Coffee Mug O Imagination

Coffee Mug O Imagination

Here is the coffee–what would Joseph Conrad do with this?


INVICTUS on Father’s Day

In honor of Father’s day and my wonderful dad, I’d like to publish one of his favorite poems (and, as inherited, now one of my favorites) below, one which he still keeps at his desk.  William Ernest Henley (1849-1903) wrote the well-known verses, and they are a powerful harbor where one can reconnect with the steel in their soul when the difficulties of life seem insurmountable.


Out of the night that covers me,
Black as the Pit from pole to pole,
I thank whatever gods may be
For my unconquerable soul.

In the fell clutch of circumstance
I have not winced nor cried aloud.
Under the bludgeonings of chance
My head is bloody, but unbowed.

Beyond this place of wrath and tears
Looms but the Horror of the Shade,
And yet the menace of the years
Finds, and shall find me, unafraid.

It matters not how strait the gate,
How charged with punishments the scroll.
I am the master of my fate:
I am the captain of my soul.

As a young man who had survived an impoverished childhood, Henley contracted tuberculosis of the bone.

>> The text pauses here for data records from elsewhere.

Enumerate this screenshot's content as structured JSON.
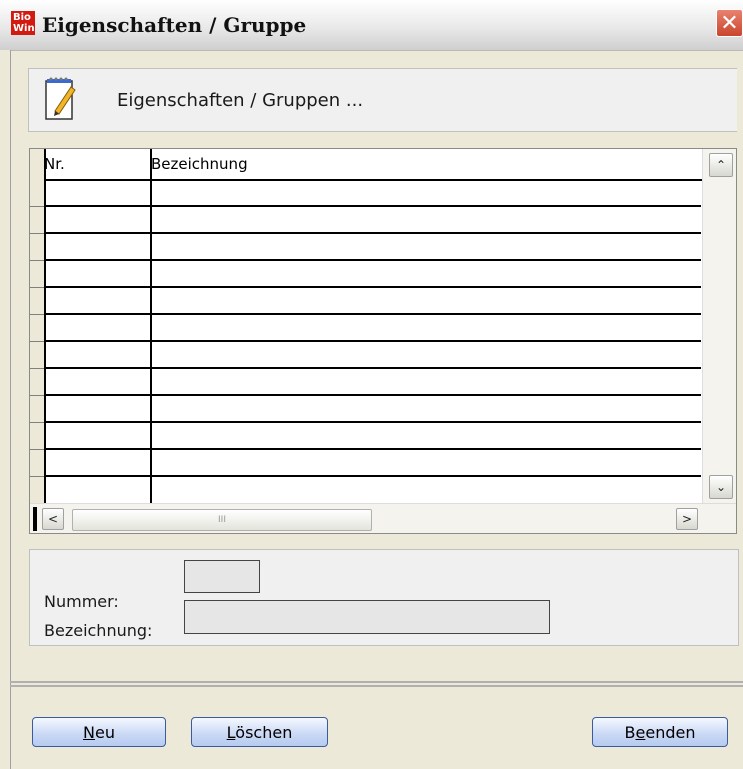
{
  "window": {
    "title": "Eigenschaften / Gruppe",
    "app_icon_text": [
      "Bio",
      "Win"
    ],
    "close_glyph": "✕"
  },
  "header": {
    "icon": "notepad-icon",
    "text": "Eigenschaften / Gruppen ..."
  },
  "table": {
    "columns": [
      "Nr.",
      "Bezeichnung"
    ],
    "rows": [],
    "scroll_up_glyph": "⌃",
    "scroll_down_glyph": "⌄",
    "scroll_left_glyph": "<",
    "scroll_right_glyph": ">",
    "thumb_grip": "III"
  },
  "fields": {
    "nummer_label": "Nummer:",
    "nummer_value": "",
    "bezeichnung_label": "Bezeichnung:",
    "bezeichnung_value": ""
  },
  "buttons": {
    "neu_first": "N",
    "neu_rest": "eu",
    "loeschen_first": "L",
    "loeschen_rest": "öschen",
    "beenden_first": "B",
    "beenden_mid": "e",
    "beenden_rest": "enden"
  },
  "colors": {
    "background": "#ECE9D8",
    "button_border": "#3b5c9c",
    "close_button": "#c9452c"
  }
}
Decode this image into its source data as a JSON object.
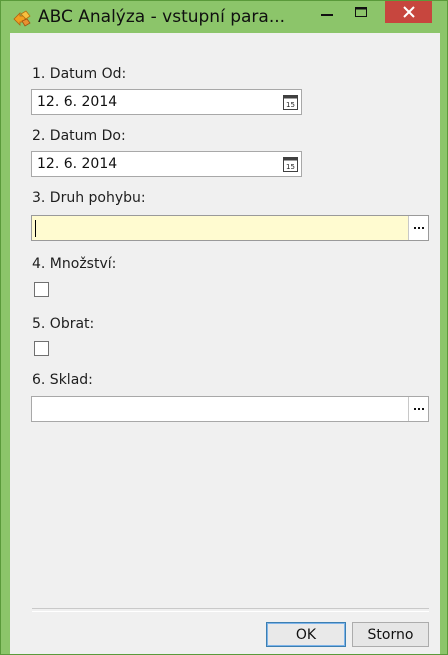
{
  "window": {
    "title": "ABC Analýza - vstupní para...",
    "app_icon": "abc-analysis-icon"
  },
  "form": {
    "datum_od": {
      "label": "1. Datum Od:",
      "value": "12. 6. 2014"
    },
    "datum_do": {
      "label": "2. Datum Do:",
      "value": "12. 6. 2014"
    },
    "druh_pohybu": {
      "label": "3. Druh pohybu:",
      "value": ""
    },
    "mnozstvi": {
      "label": "4. Množství:",
      "checked": false
    },
    "obrat": {
      "label": "5. Obrat:",
      "checked": false
    },
    "sklad": {
      "label": "6. Sklad:",
      "value": ""
    }
  },
  "buttons": {
    "ok": "OK",
    "cancel": "Storno",
    "browse": "..."
  },
  "colors": {
    "titlebar": "#8cc56a",
    "close_button": "#c7463e",
    "active_field": "#fffbd0"
  }
}
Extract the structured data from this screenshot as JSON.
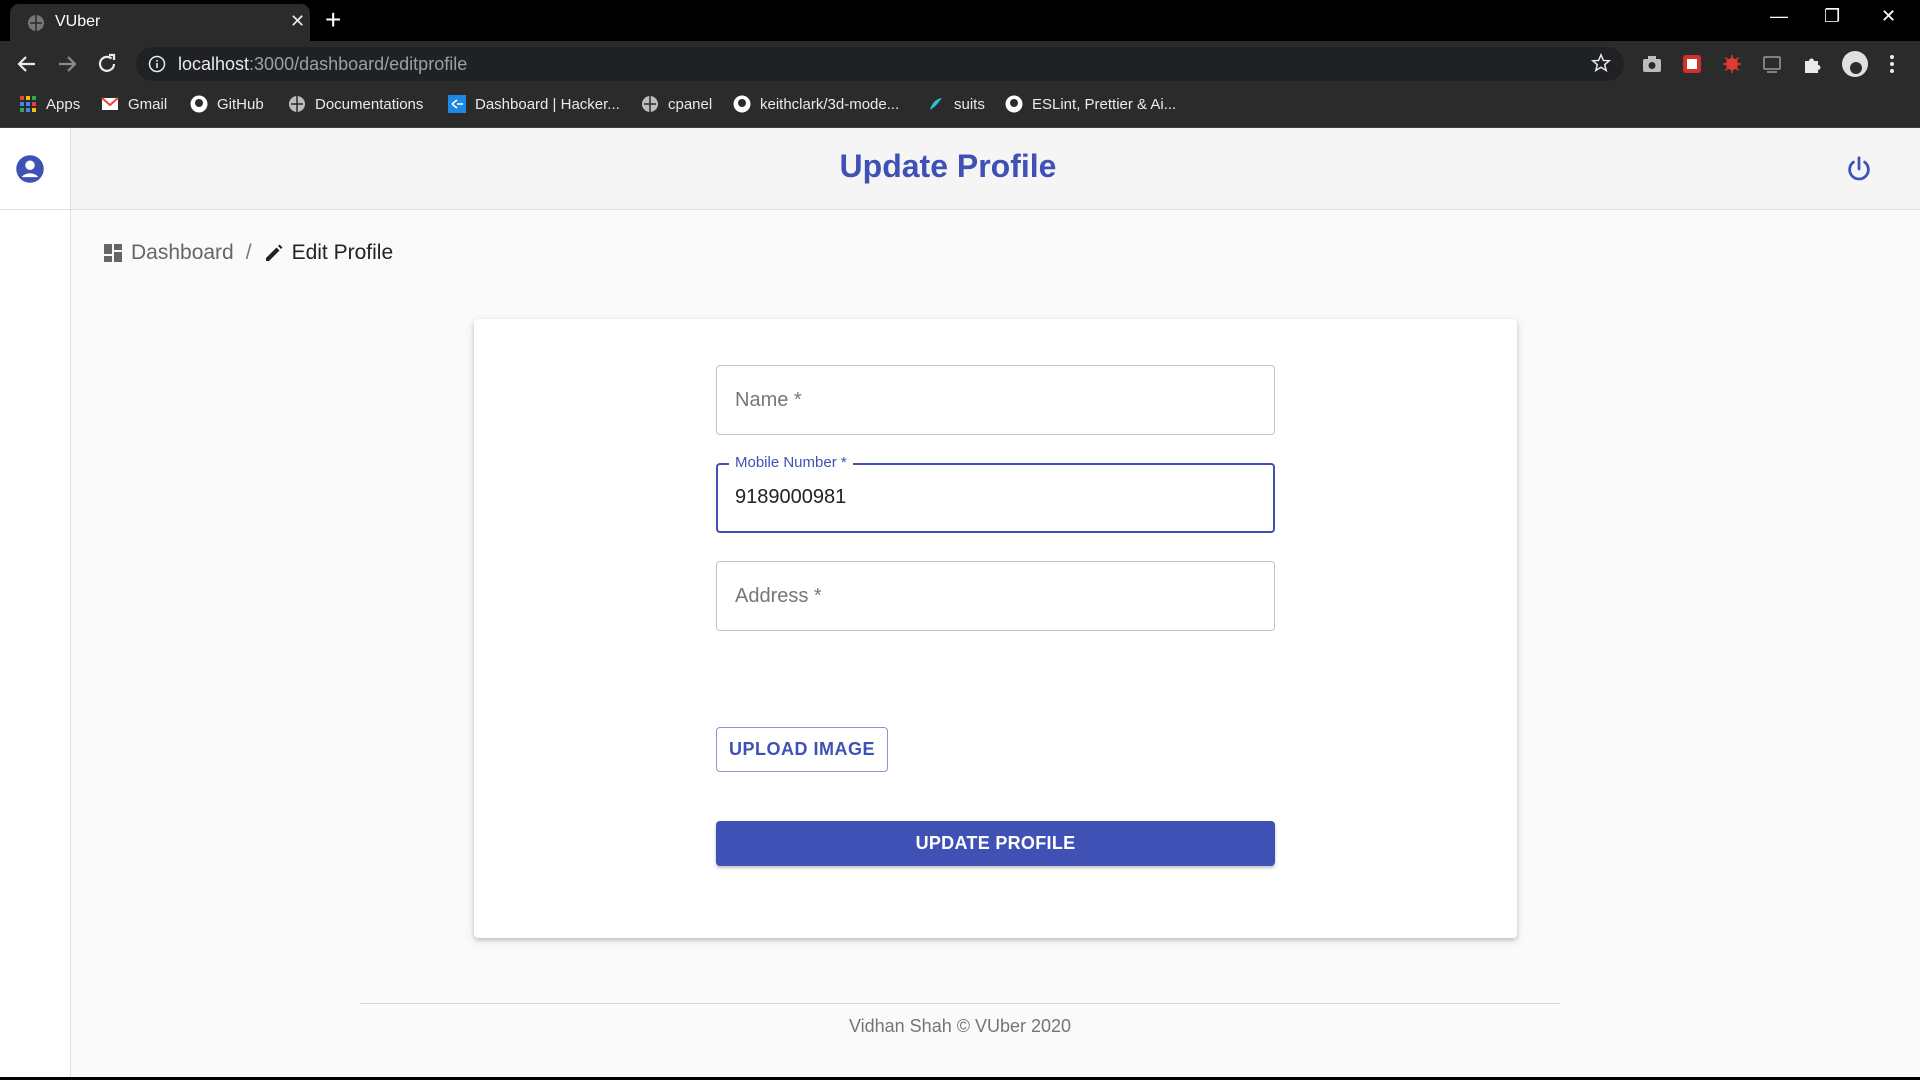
{
  "browser": {
    "tab_title": "VUber",
    "tab_close": "✕",
    "new_tab": "+",
    "url_host": "localhost",
    "url_rest": ":3000/dashboard/editprofile",
    "window_controls": [
      "—",
      "❐",
      "✕"
    ],
    "bookmarks": [
      {
        "label": "Apps",
        "icon": "apps-grid-icon"
      },
      {
        "label": "Gmail",
        "icon": "gmail-icon"
      },
      {
        "label": "GitHub",
        "icon": "github-icon"
      },
      {
        "label": "Documentations",
        "icon": "globe-icon"
      },
      {
        "label": "Dashboard | Hacker...",
        "icon": "hackerrank-icon"
      },
      {
        "label": "cpanel",
        "icon": "globe-icon"
      },
      {
        "label": "keithclark/3d-mode...",
        "icon": "github-icon"
      },
      {
        "label": "suits",
        "icon": "suits-icon"
      },
      {
        "label": "ESLint, Prettier & Ai...",
        "icon": "github-icon"
      }
    ]
  },
  "appbar": {
    "title": "Update Profile"
  },
  "breadcrumb": {
    "items": [
      "Dashboard",
      "Edit Profile"
    ],
    "separator": "/"
  },
  "form": {
    "name": {
      "label": "Name *",
      "value": ""
    },
    "mobile": {
      "label": "Mobile Number *",
      "value": "9189000981"
    },
    "address": {
      "label": "Address *",
      "value": ""
    },
    "upload_button": "UPLOAD IMAGE",
    "submit_button": "UPDATE PROFILE"
  },
  "footer": {
    "text": "Vidhan Shah © VUber 2020"
  },
  "colors": {
    "primary": "#3f51b5",
    "background": "#fafafa",
    "chrome": "#2b2b2c"
  }
}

He later underwent a series of painful surgeries, first to amputate one leg below the knee and then to salvage the remaining foot. He wrote “Invictus” (then untitled) in 1888, while in hospital. Henley went on to live an active life until his death at age 53. (Wikipedia)

The memory of Henley (a descendant of Joseph Wharton) and his life is invested in world literature and film far more deeply that I had first suspected. Robert Louis Stevenson reported that his character of Long John Silver from Treasure Island was inspired by his real-life friend, Henley. J.M. Barrie immortalized Henley’s sickly daughter, Margaret, as Wendy in Peter Pan. In the film Casablanca, Captain Renault (Claude Rains) quotes the last two lines of “Invictus” to Rick Blaine (Humphrey Bogart), when describing his power over the town.